Stored entries:
======
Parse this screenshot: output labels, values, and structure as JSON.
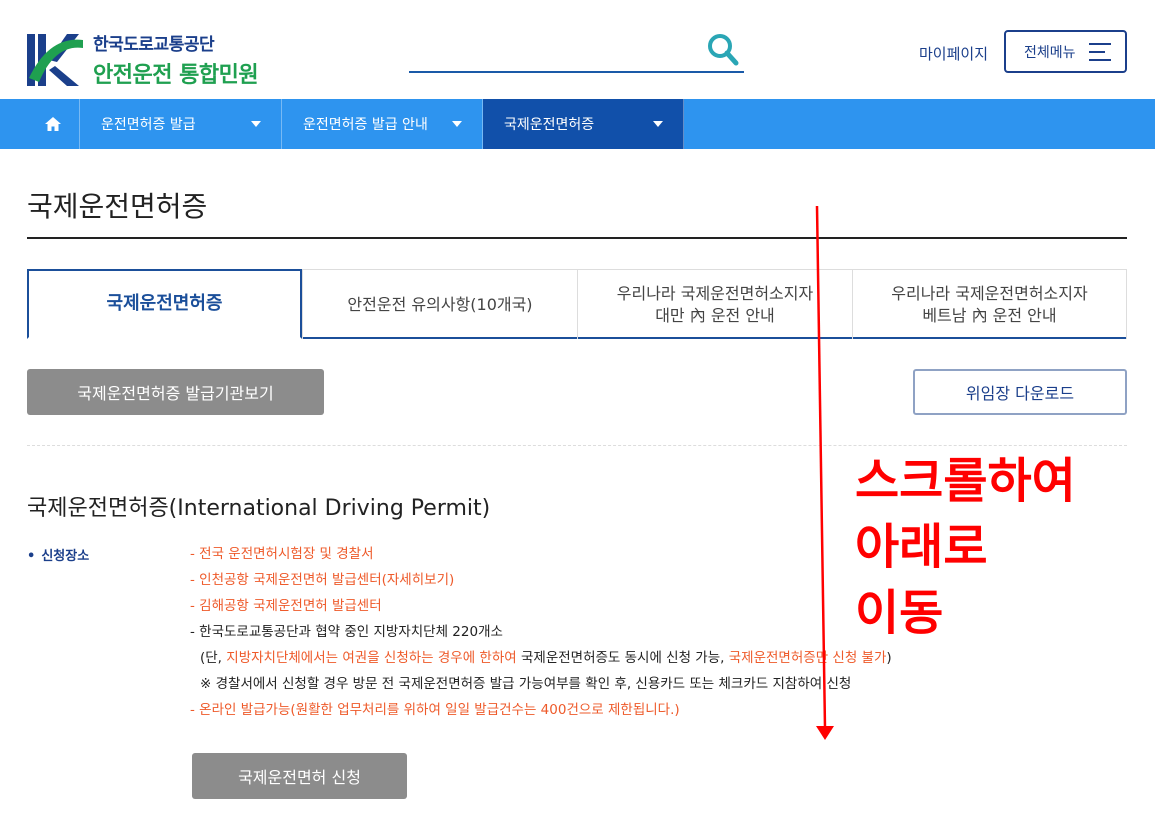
{
  "header": {
    "logo_line1": "한국도로교통공단",
    "logo_line2": "안전운전 통합민원",
    "search_icon": "search-icon",
    "mypage": "마이페이지",
    "allmenu": "전체메뉴"
  },
  "nav": {
    "home_icon": "home-icon",
    "items": [
      {
        "label": "운전면허증 발급"
      },
      {
        "label": "운전면허증 발급 안내"
      },
      {
        "label": "국제운전면허증"
      }
    ]
  },
  "page": {
    "title": "국제운전면허증"
  },
  "tabs": [
    {
      "label": "국제운전면허증"
    },
    {
      "label": "안전운전 유의사항(10개국)"
    },
    {
      "line1": "우리나라 국제운전면허소지자",
      "line2": "대만 內 운전 안내"
    },
    {
      "line1": "우리나라 국제운전면허소지자",
      "line2": "베트남 內 운전 안내"
    }
  ],
  "buttons": {
    "issuers": "국제운전면허증 발급기관보기",
    "download": "위임장 다운로드",
    "apply": "국제운전면허 신청"
  },
  "section": {
    "title": "국제운전면허증(International Driving Permit)",
    "bullet_label": "신청장소",
    "line1": "- 전국 운전면허시험장 및 경찰서",
    "line2": "- 인천공항 국제운전면허 발급센터(자세히보기)",
    "line3": "- 김해공항 국제운전면허 발급센터",
    "line4": "- 한국도로교통공단과 협약 중인 지방자치단체 220개소",
    "line5_a": "(단, ",
    "line5_b": "지방자치단체에서는 여권을 신청하는 경우에 한하여",
    "line5_c": " 국제운전면허증도 동시에 신청 가능, ",
    "line5_d": "국제운전면허증만 신청 불가",
    "line5_e": ")",
    "line6": "※ 경찰서에서 신청할 경우 방문 전 국제운전면허증 발급 가능여부를 확인 후, 신용카드 또는 체크카드 지참하여 신청",
    "line7": "- 온라인 발급가능(원활한 업무처리를 위하여 일일 발급건수는 400건으로 제한됩니다.)"
  },
  "annotation": {
    "line1": "스크롤하여",
    "line2": "아래로",
    "line3": "이동"
  },
  "colors": {
    "nav_bg": "#2e94ef",
    "nav_active": "#1150aa",
    "brand_blue": "#1b3f8b",
    "brand_green": "#1fa050",
    "orange_text": "#ee5a2a",
    "annotation_red": "#ff0000"
  }
}
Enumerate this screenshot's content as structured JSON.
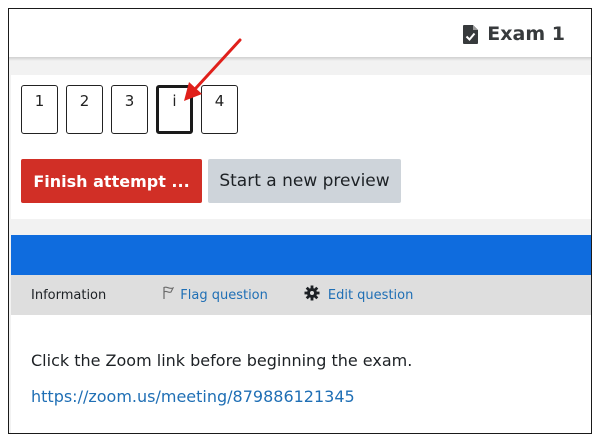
{
  "header": {
    "exam_title": "Exam 1",
    "icon": "document-check-icon"
  },
  "navigation": {
    "questions": [
      {
        "label": "1",
        "current": false
      },
      {
        "label": "2",
        "current": false
      },
      {
        "label": "3",
        "current": false
      },
      {
        "label": "i",
        "current": true
      },
      {
        "label": "4",
        "current": false
      }
    ],
    "finish_label": "Finish attempt ...",
    "preview_label": "Start a new preview"
  },
  "question_bar": {
    "info_label": "Information",
    "flag_label": "Flag question",
    "flag_icon": "flag-icon",
    "edit_label": "Edit question",
    "edit_icon": "gear-icon"
  },
  "content": {
    "text": "Click the Zoom link before beginning the exam.",
    "link": "https://zoom.us/meeting/879886121345"
  },
  "annotation": {
    "arrow_color": "#e0201b"
  },
  "colors": {
    "finish_button": "#d12f26",
    "preview_button": "#ced4da",
    "blue_bar": "#0f6cde",
    "link": "#1f6fb5"
  }
}
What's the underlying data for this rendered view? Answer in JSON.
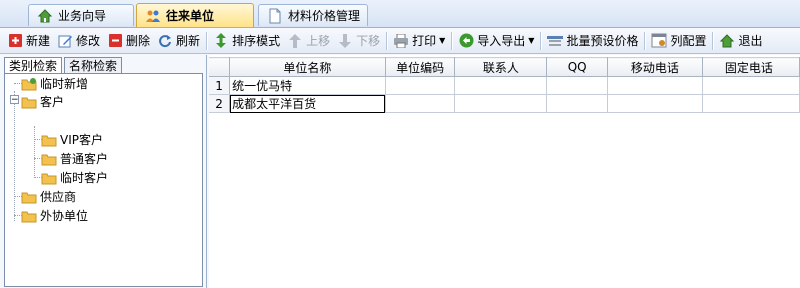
{
  "tabs": [
    {
      "label": "业务向导",
      "icon": "home-icon",
      "active": false
    },
    {
      "label": "往来单位",
      "icon": "people-icon",
      "active": true
    },
    {
      "label": "材料价格管理",
      "icon": "document-icon",
      "active": false
    }
  ],
  "toolbar": {
    "new": "新建",
    "edit": "修改",
    "delete": "删除",
    "refresh": "刷新",
    "sort_mode": "排序模式",
    "move_up": "上移",
    "move_down": "下移",
    "print": "打印",
    "import_export": "导入导出",
    "batch_price": "批量预设价格",
    "column_config": "列配置",
    "exit": "退出"
  },
  "left_panel": {
    "tabs": [
      "类别检索",
      "名称检索"
    ],
    "tree": {
      "n0": "临时新增",
      "n1": "客户",
      "n1_0": "VIP客户",
      "n1_1": "普通客户",
      "n1_2": "临时客户",
      "n2": "供应商",
      "n3": "外协单位"
    }
  },
  "grid": {
    "columns": [
      "单位名称",
      "单位编码",
      "联系人",
      "QQ",
      "移动电话",
      "固定电话"
    ],
    "rows": [
      {
        "no": "1",
        "name": "统一优马特",
        "code": "",
        "contact": "",
        "qq": "",
        "mobile": "",
        "phone": ""
      },
      {
        "no": "2",
        "name": "成都太平洋百货",
        "code": "",
        "contact": "",
        "qq": "",
        "mobile": "",
        "phone": ""
      }
    ]
  },
  "colors": {
    "active_tab": "#ffe28a",
    "new_icon": "#d9302c",
    "delete_icon": "#d9302c",
    "sort_icon": "#3a9a2e",
    "folder": "#f2c14e"
  }
}
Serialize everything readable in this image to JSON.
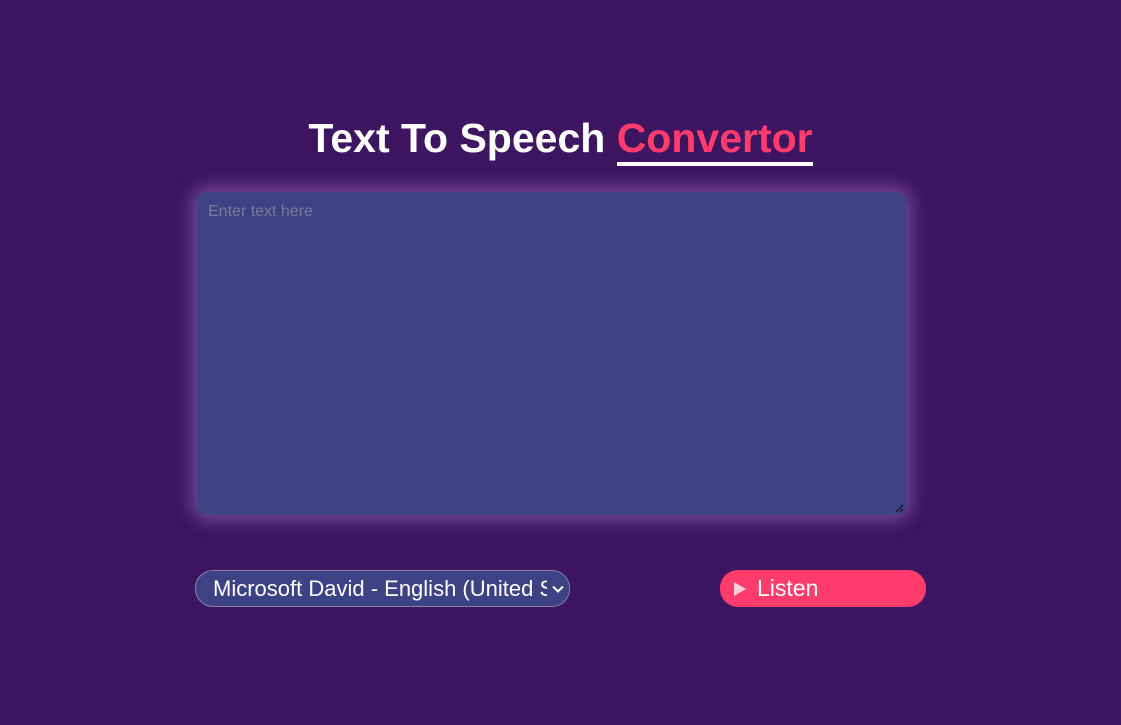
{
  "header": {
    "title_main": "Text To Speech",
    "title_accent": "Convertor"
  },
  "editor": {
    "placeholder": "Enter text here",
    "value": ""
  },
  "voice_select": {
    "selected": "Microsoft David - English (United States)"
  },
  "listen_button": {
    "label": "Listen",
    "icon": "play-icon"
  },
  "colors": {
    "background": "#3d1560",
    "panel": "#3c4283",
    "accent": "#ff3c6c",
    "text": "#ffffff"
  }
}
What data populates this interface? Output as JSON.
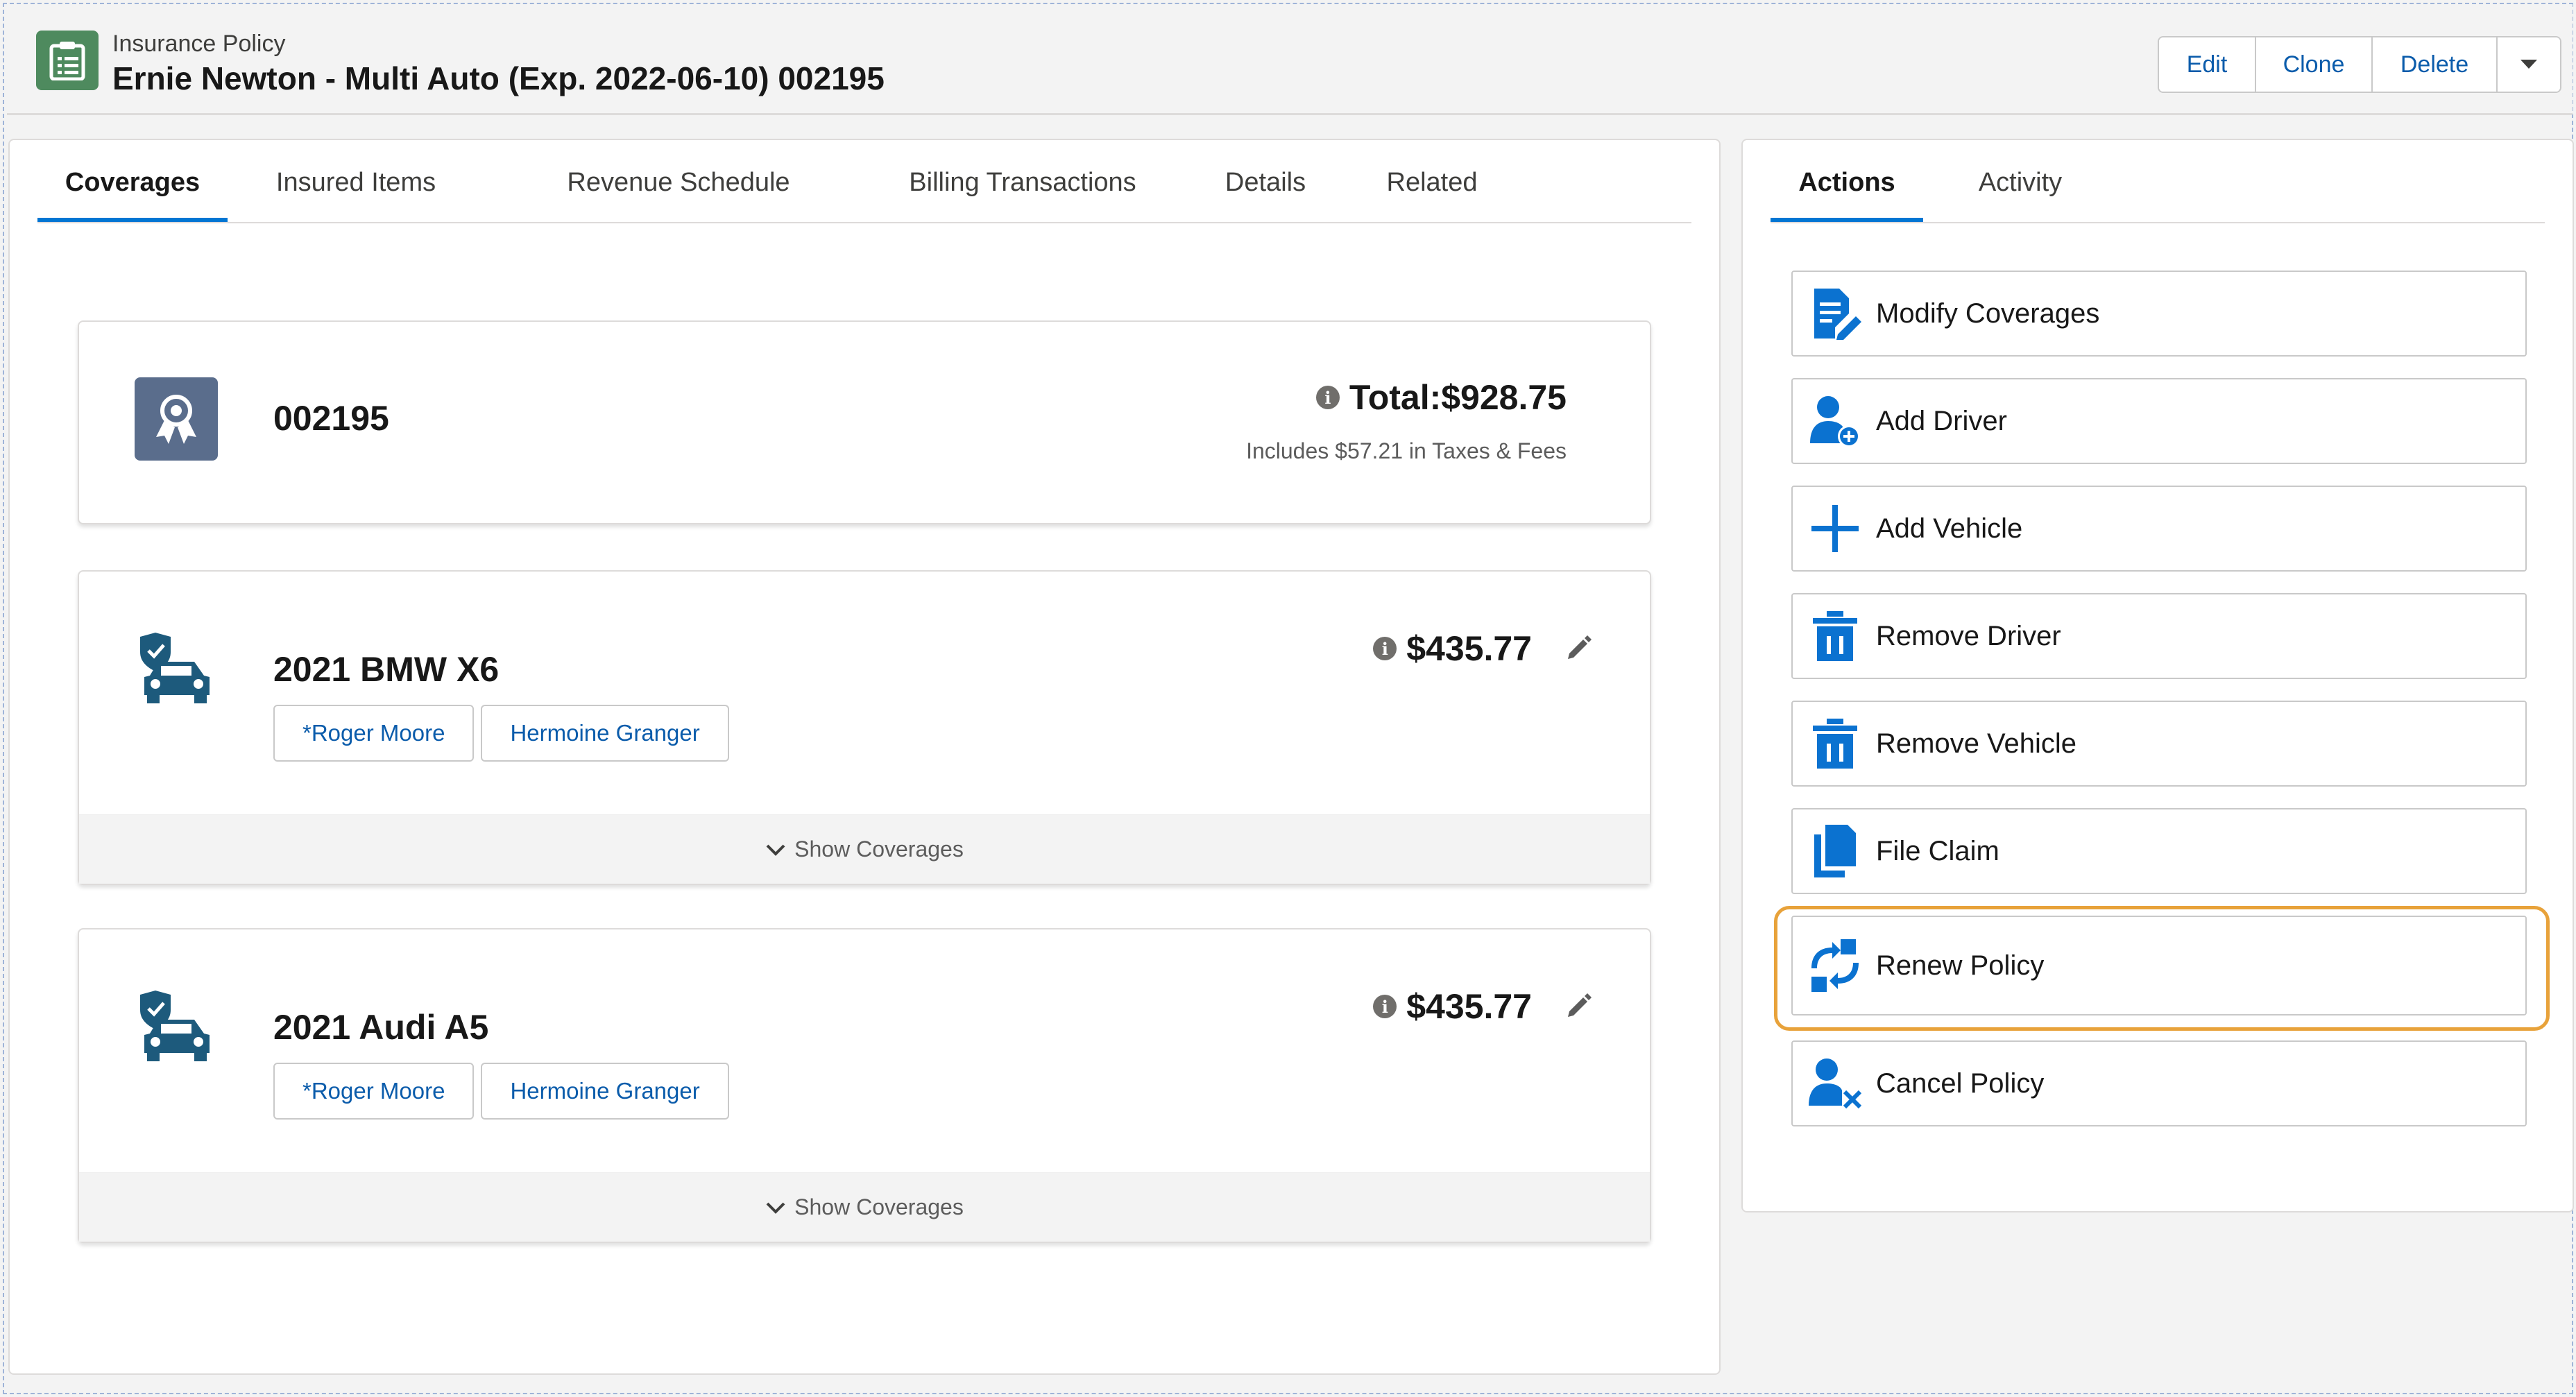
{
  "header": {
    "object_type": "Insurance Policy",
    "title": "Ernie Newton - Multi Auto (Exp. 2022-06-10) 002195",
    "buttons": {
      "edit": "Edit",
      "clone": "Clone",
      "delete": "Delete"
    }
  },
  "main_tabs": [
    "Coverages",
    "Insured Items",
    "Revenue Schedule",
    "Billing Transactions",
    "Details",
    "Related"
  ],
  "active_main_tab": "Coverages",
  "policy_summary": {
    "number": "002195",
    "total": "Total:$928.75",
    "taxes_note": "Includes $57.21 in Taxes & Fees"
  },
  "vehicles": [
    {
      "name": "2021 BMW X6",
      "price": "$435.77",
      "drivers": [
        "*Roger Moore",
        "Hermoine Granger"
      ],
      "show_coverages": "Show Coverages"
    },
    {
      "name": "2021 Audi A5",
      "price": "$435.77",
      "drivers": [
        "*Roger Moore",
        "Hermoine Granger"
      ],
      "show_coverages": "Show Coverages"
    }
  ],
  "side_tabs": [
    "Actions",
    "Activity"
  ],
  "active_side_tab": "Actions",
  "actions": [
    {
      "label": "Modify Coverages",
      "icon": "document-edit-icon"
    },
    {
      "label": "Add Driver",
      "icon": "user-add-icon"
    },
    {
      "label": "Add Vehicle",
      "icon": "plus-icon"
    },
    {
      "label": "Remove Driver",
      "icon": "trash-icon"
    },
    {
      "label": "Remove Vehicle",
      "icon": "trash-icon"
    },
    {
      "label": "File Claim",
      "icon": "file-copy-icon"
    },
    {
      "label": "Renew Policy",
      "icon": "renew-icon"
    },
    {
      "label": "Cancel Policy",
      "icon": "user-remove-icon"
    }
  ],
  "highlighted_action": "Renew Policy",
  "colors": {
    "accent": "#0176d3",
    "link": "#0b5cab",
    "icon_blue": "#0b72d0",
    "highlight": "#e8a23a",
    "header_icon": "#4e8a5e",
    "vehicle_icon": "#1d5a7c"
  }
}
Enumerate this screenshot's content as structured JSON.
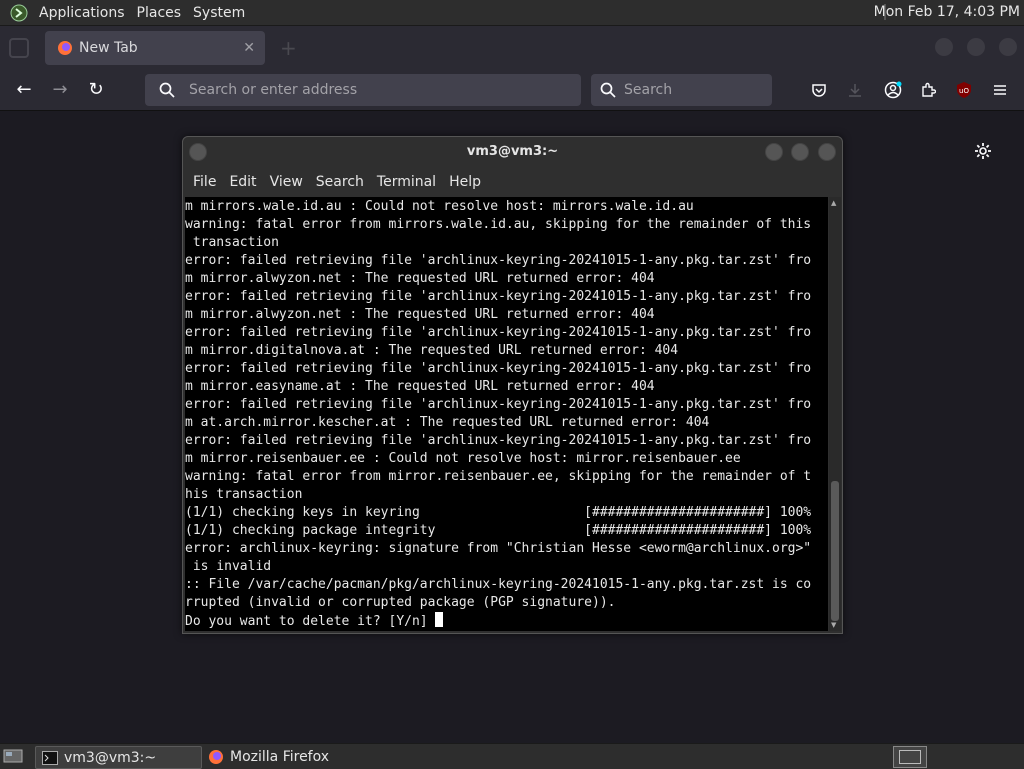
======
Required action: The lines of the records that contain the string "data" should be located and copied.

Completed exercise:
What's the underlying data for this rendered view? Answer in JSON.
What data populates this interface? Output as JSON.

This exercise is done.